Beetle Fossil discovered in Antarctica

Scientists have made a fascinating find in the sub-zero climate of Antarctica- fossilised beetle wings dating back 14-20 million years.

Experts believe that the southernmost continent had a warmer climate when the beetle existed, meaning that there would be more biodiversity for it to survive. It is one of only a handful of insects that were known to have once resided there.

The new beetle find has been given the name “Ball’s Antarctic Tundra Beetle” after an expert in the field of Ground Beetles, Dr. George E. Ball.

Food sources that the now extinct beetle may have eaten include Southern Beech, Buttercups, Moss Mats and Cushion Plants. This led to scientists from the Smithsonian Institution to believe that the beetle would have lived in sand and gravel banks by the head of a stream.

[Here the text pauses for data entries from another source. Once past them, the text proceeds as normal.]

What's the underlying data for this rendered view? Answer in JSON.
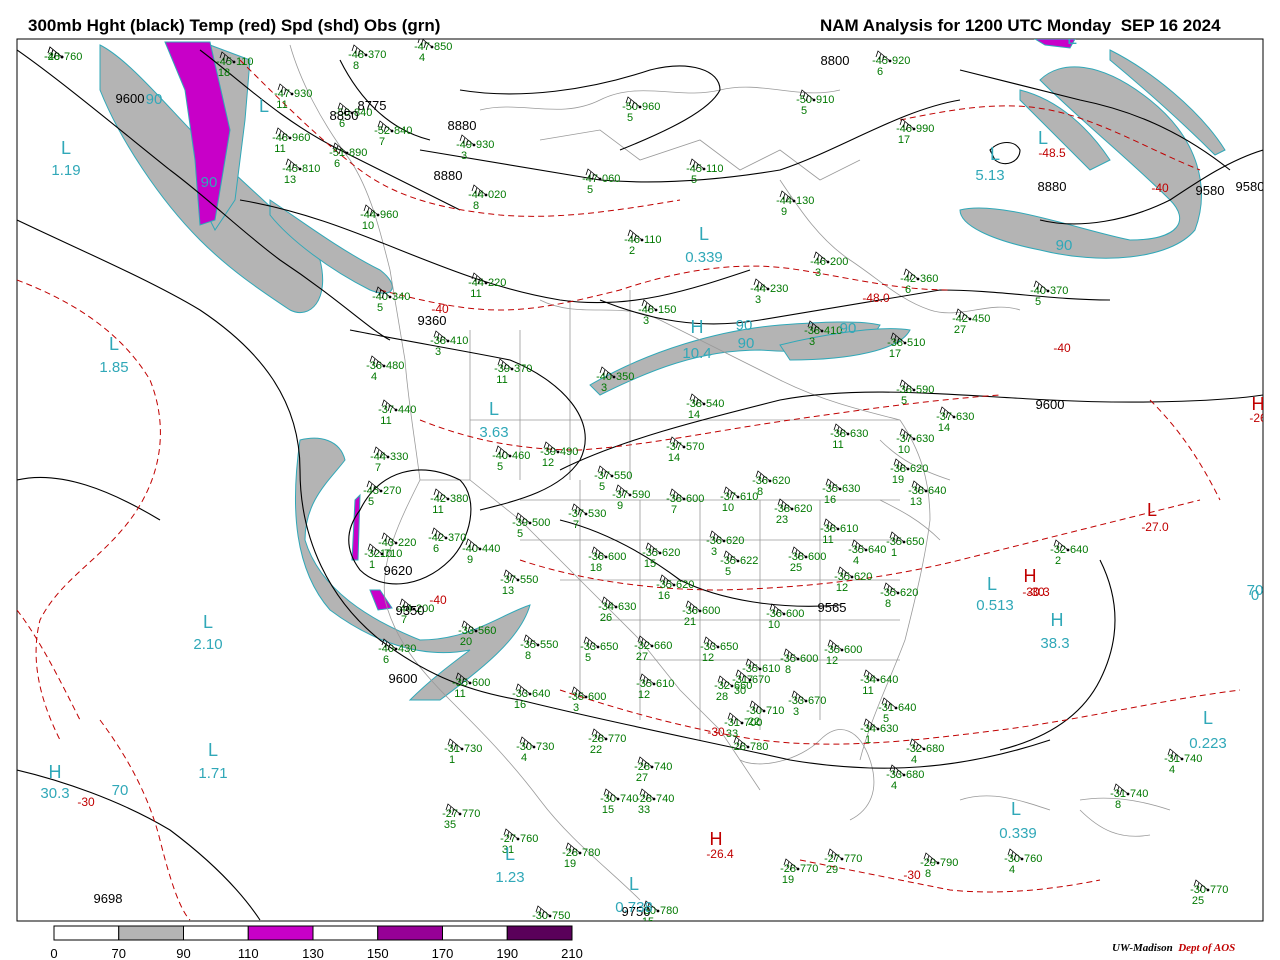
{
  "header": {
    "title_left": "300mb Hght (black) Temp (red) Spd (shd) Obs (grn)",
    "title_right": "NAM Analysis for 1200 UTC Monday  SEP 16 2024"
  },
  "legend": {
    "ticks": [
      "0",
      "70",
      "90",
      "110",
      "130",
      "150",
      "170",
      "190",
      "210"
    ],
    "fills": [
      "#ffffff",
      "#b4b4b4",
      "#ffffff",
      "#c800c8",
      "#ffffff",
      "#960096",
      "#ffffff",
      "#5a005a"
    ]
  },
  "credit": {
    "org": "UW-Madison",
    "dept": "Dept of AOS"
  },
  "colors": {
    "height_contour": "#000000",
    "temp_contour": "#c00000",
    "speed_shade_70": "#b4b4b4",
    "speed_shade_110": "#c800c8",
    "speed_label": "#30a8b8",
    "obs": "#007800",
    "land_border": "#9a9a9a"
  },
  "height_labels": [
    "9600",
    "8800",
    "8880",
    "8880",
    "8775",
    "8850",
    "8880",
    "9580",
    "9580",
    "9360",
    "9600",
    "9620",
    "9350",
    "9600",
    "9565",
    "9698",
    "9750"
  ],
  "temp_labels": [
    "-40",
    "-48.5",
    "-40",
    "-48.0",
    "-40",
    "-27.0",
    "-30",
    "-30",
    "-26.4",
    "-30",
    "-30.3",
    "-26",
    "-30",
    "-40"
  ],
  "centers": [
    {
      "t": "L",
      "v": "1.19",
      "c": "speed"
    },
    {
      "t": "L",
      "v": "1.85",
      "c": "speed"
    },
    {
      "t": "L",
      "v": "2.10",
      "c": "speed"
    },
    {
      "t": "L",
      "v": "1.71",
      "c": "speed"
    },
    {
      "t": "H",
      "v": "30.3",
      "c": "speed"
    },
    {
      "t": "L",
      "v": "1.23",
      "c": "speed"
    },
    {
      "t": "L",
      "v": "0.738",
      "c": "speed"
    },
    {
      "t": "L",
      "v": "0.339",
      "c": "speed"
    },
    {
      "t": "L",
      "v": "3.63",
      "c": "speed"
    },
    {
      "t": "H",
      "v": "10.4",
      "c": "speed"
    },
    {
      "t": "L",
      "v": "5.13",
      "c": "speed"
    },
    {
      "t": "L",
      "v": "0.513",
      "c": "speed"
    },
    {
      "t": "H",
      "v": "38.3",
      "c": "speed"
    },
    {
      "t": "L",
      "v": "0.223",
      "c": "speed"
    },
    {
      "t": "L",
      "v": "0.339",
      "c": "speed"
    },
    {
      "t": "H",
      "v": "",
      "c": "temp"
    },
    {
      "t": "H",
      "v": "",
      "c": "temp"
    },
    {
      "t": "H",
      "v": "",
      "c": "temp"
    },
    {
      "t": "L",
      "v": "",
      "c": "temp"
    },
    {
      "t": "L",
      "v": "",
      "c": "speed"
    },
    {
      "t": "L",
      "v": "",
      "c": "speed"
    },
    {
      "t": "L",
      "v": "",
      "c": "speed"
    }
  ],
  "speed_labels": [
    "90",
    "90",
    "90",
    "90",
    "90",
    "90",
    "70",
    "70",
    "0"
  ],
  "observations": [
    {
      "t": "-45",
      "v": "110",
      "d": "18"
    },
    {
      "t": "-47",
      "v": "930",
      "d": "11"
    },
    {
      "t": "-48",
      "v": "370",
      "d": "8"
    },
    {
      "t": "-47",
      "v": "850",
      "d": "4"
    },
    {
      "t": "-50",
      "v": "840",
      "d": "6"
    },
    {
      "t": "-52",
      "v": "840",
      "d": "7"
    },
    {
      "t": "-48",
      "v": "960",
      "d": "11"
    },
    {
      "t": "-51",
      "v": "890",
      "d": "6"
    },
    {
      "t": "-49",
      "v": "930",
      "d": "3"
    },
    {
      "t": "-45",
      "v": "810",
      "d": "13"
    },
    {
      "t": "-44",
      "v": "960",
      "d": "10"
    },
    {
      "t": "-44",
      "v": "020",
      "d": "8"
    },
    {
      "t": "-47",
      "v": "060",
      "d": "5"
    },
    {
      "t": "-45",
      "v": "110",
      "d": "5"
    },
    {
      "t": "-50",
      "v": "960",
      "d": "5"
    },
    {
      "t": "-45",
      "v": "920",
      "d": "6"
    },
    {
      "t": "-50",
      "v": "910",
      "d": "5"
    },
    {
      "t": "-46",
      "v": "990",
      "d": "17"
    },
    {
      "t": "-44",
      "v": "130",
      "d": "9"
    },
    {
      "t": "-46",
      "v": "110",
      "d": "2"
    },
    {
      "t": "-46",
      "v": "200",
      "d": "3"
    },
    {
      "t": "-44",
      "v": "230",
      "d": "3"
    },
    {
      "t": "-42",
      "v": "360",
      "d": "6"
    },
    {
      "t": "-40",
      "v": "370",
      "d": "5"
    },
    {
      "t": "-42",
      "v": "450",
      "d": "27"
    },
    {
      "t": "-44",
      "v": "220",
      "d": "11"
    },
    {
      "t": "-40",
      "v": "340",
      "d": "5"
    },
    {
      "t": "-48",
      "v": "150",
      "d": "3"
    },
    {
      "t": "-38",
      "v": "410",
      "d": "3"
    },
    {
      "t": "-39",
      "v": "370",
      "d": "11"
    },
    {
      "t": "-36",
      "v": "480",
      "d": "4"
    },
    {
      "t": "-40",
      "v": "350",
      "d": "3"
    },
    {
      "t": "-38",
      "v": "410",
      "d": "3"
    },
    {
      "t": "-38",
      "v": "510",
      "d": "17"
    },
    {
      "t": "-38",
      "v": "540",
      "d": "14"
    },
    {
      "t": "-37",
      "v": "440",
      "d": "11"
    },
    {
      "t": "-38",
      "v": "590",
      "d": "5"
    },
    {
      "t": "-37",
      "v": "630",
      "d": "14"
    },
    {
      "t": "-38",
      "v": "630",
      "d": "11"
    },
    {
      "t": "-37",
      "v": "630",
      "d": "10"
    },
    {
      "t": "-44",
      "v": "330",
      "d": "7"
    },
    {
      "t": "-40",
      "v": "460",
      "d": "5"
    },
    {
      "t": "-39",
      "v": "490",
      "d": "12"
    },
    {
      "t": "-37",
      "v": "570",
      "d": "14"
    },
    {
      "t": "-38",
      "v": "620",
      "d": "19"
    },
    {
      "t": "-38",
      "v": "640",
      "d": "13"
    },
    {
      "t": "-45",
      "v": "270",
      "d": "5"
    },
    {
      "t": "-42",
      "v": "380",
      "d": "11"
    },
    {
      "t": "-37",
      "v": "550",
      "d": "5"
    },
    {
      "t": "-37",
      "v": "590",
      "d": "9"
    },
    {
      "t": "-38",
      "v": "600",
      "d": "7"
    },
    {
      "t": "-37",
      "v": "610",
      "d": "10"
    },
    {
      "t": "-36",
      "v": "620",
      "d": "8"
    },
    {
      "t": "-38",
      "v": "620",
      "d": "23"
    },
    {
      "t": "-35",
      "v": "630",
      "d": "16"
    },
    {
      "t": "-43",
      "v": "220",
      "d": "10"
    },
    {
      "t": "-42",
      "v": "370",
      "d": "6"
    },
    {
      "t": "-39",
      "v": "500",
      "d": "5"
    },
    {
      "t": "-37",
      "v": "530",
      "d": "7"
    },
    {
      "t": "-38",
      "v": "610",
      "d": "11"
    },
    {
      "t": "-36",
      "v": "620",
      "d": "3"
    },
    {
      "t": "-35",
      "v": "640",
      "d": "4"
    },
    {
      "t": "-35",
      "v": "650",
      "d": "1"
    },
    {
      "t": "-40",
      "v": "440",
      "d": "9"
    },
    {
      "t": "-36",
      "v": "600",
      "d": "18"
    },
    {
      "t": "-35",
      "v": "620",
      "d": "15"
    },
    {
      "t": "-35",
      "v": "622",
      "d": "5"
    },
    {
      "t": "-38",
      "v": "600",
      "d": "25"
    },
    {
      "t": "-37",
      "v": "550",
      "d": "13"
    },
    {
      "t": "-35",
      "v": "620",
      "d": "16"
    },
    {
      "t": "-34",
      "v": "630",
      "d": "26"
    },
    {
      "t": "-36",
      "v": "600",
      "d": "21"
    },
    {
      "t": "-36",
      "v": "600",
      "d": "10"
    },
    {
      "t": "-35",
      "v": "620",
      "d": "12"
    },
    {
      "t": "-35",
      "v": "620",
      "d": "8"
    },
    {
      "t": "-32",
      "v": "640",
      "d": "2"
    },
    {
      "t": "-32",
      "v": "710",
      "d": "1"
    },
    {
      "t": "-44",
      "v": "200",
      "d": "7"
    },
    {
      "t": "-40",
      "v": "430",
      "d": "6"
    },
    {
      "t": "-33",
      "v": "560",
      "d": "20"
    },
    {
      "t": "-35",
      "v": "550",
      "d": "8"
    },
    {
      "t": "-33",
      "v": "650",
      "d": "5"
    },
    {
      "t": "-32",
      "v": "660",
      "d": "27"
    },
    {
      "t": "-33",
      "v": "650",
      "d": "12"
    },
    {
      "t": "-35",
      "v": "600",
      "d": "8"
    },
    {
      "t": "-35",
      "v": "610",
      "d": "7"
    },
    {
      "t": "-35",
      "v": "600",
      "d": "12"
    },
    {
      "t": "-35",
      "v": "600",
      "d": "11"
    },
    {
      "t": "-35",
      "v": "610",
      "d": "12"
    },
    {
      "t": "-32",
      "v": "660",
      "d": "28"
    },
    {
      "t": "-31",
      "v": "670",
      "d": "30"
    },
    {
      "t": "-33",
      "v": "640",
      "d": "16"
    },
    {
      "t": "-35",
      "v": "600",
      "d": "3"
    },
    {
      "t": "-31",
      "v": "700",
      "d": "33"
    },
    {
      "t": "-30",
      "v": "710",
      "d": "22"
    },
    {
      "t": "-33",
      "v": "670",
      "d": "3"
    },
    {
      "t": "-34",
      "v": "640",
      "d": "11"
    },
    {
      "t": "-31",
      "v": "640",
      "d": "5"
    },
    {
      "t": "-34",
      "v": "630",
      "d": "1"
    },
    {
      "t": "-32",
      "v": "680",
      "d": "4"
    },
    {
      "t": "-33",
      "v": "680",
      "d": "4"
    },
    {
      "t": "-31",
      "v": "730",
      "d": "1"
    },
    {
      "t": "-30",
      "v": "730",
      "d": "4"
    },
    {
      "t": "-28",
      "v": "770",
      "d": "22"
    },
    {
      "t": "-28",
      "v": "740",
      "d": "27"
    },
    {
      "t": "-30",
      "v": "740",
      "d": "15"
    },
    {
      "t": "-28",
      "v": "740",
      "d": "33"
    },
    {
      "t": "-27",
      "v": "770",
      "d": "35"
    },
    {
      "t": "-27",
      "v": "760",
      "d": "31"
    },
    {
      "t": "-28",
      "v": "780",
      "d": "19"
    },
    {
      "t": "-28",
      "v": "770",
      "d": "19"
    },
    {
      "t": "-27",
      "v": "770",
      "d": "29"
    },
    {
      "t": "-29",
      "v": "790",
      "d": "8"
    },
    {
      "t": "-30",
      "v": "760",
      "d": "4"
    },
    {
      "t": "-31",
      "v": "740",
      "d": "4"
    },
    {
      "t": "-31",
      "v": "740",
      "d": "8"
    },
    {
      "t": "-30",
      "v": "770",
      "d": "25"
    },
    {
      "t": "-30",
      "v": "750",
      "d": "4"
    },
    {
      "t": "-30",
      "v": "780",
      "d": "15"
    },
    {
      "t": "-28",
      "v": "780",
      "d": ""
    },
    {
      "t": "-28",
      "v": "760",
      "d": ""
    },
    {
      "t": "-40",
      "v": "",
      "d": ""
    }
  ]
}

There are currently just three known insect species that inhabit Antarctica which are flightless midges that can survive in the extreme conditions.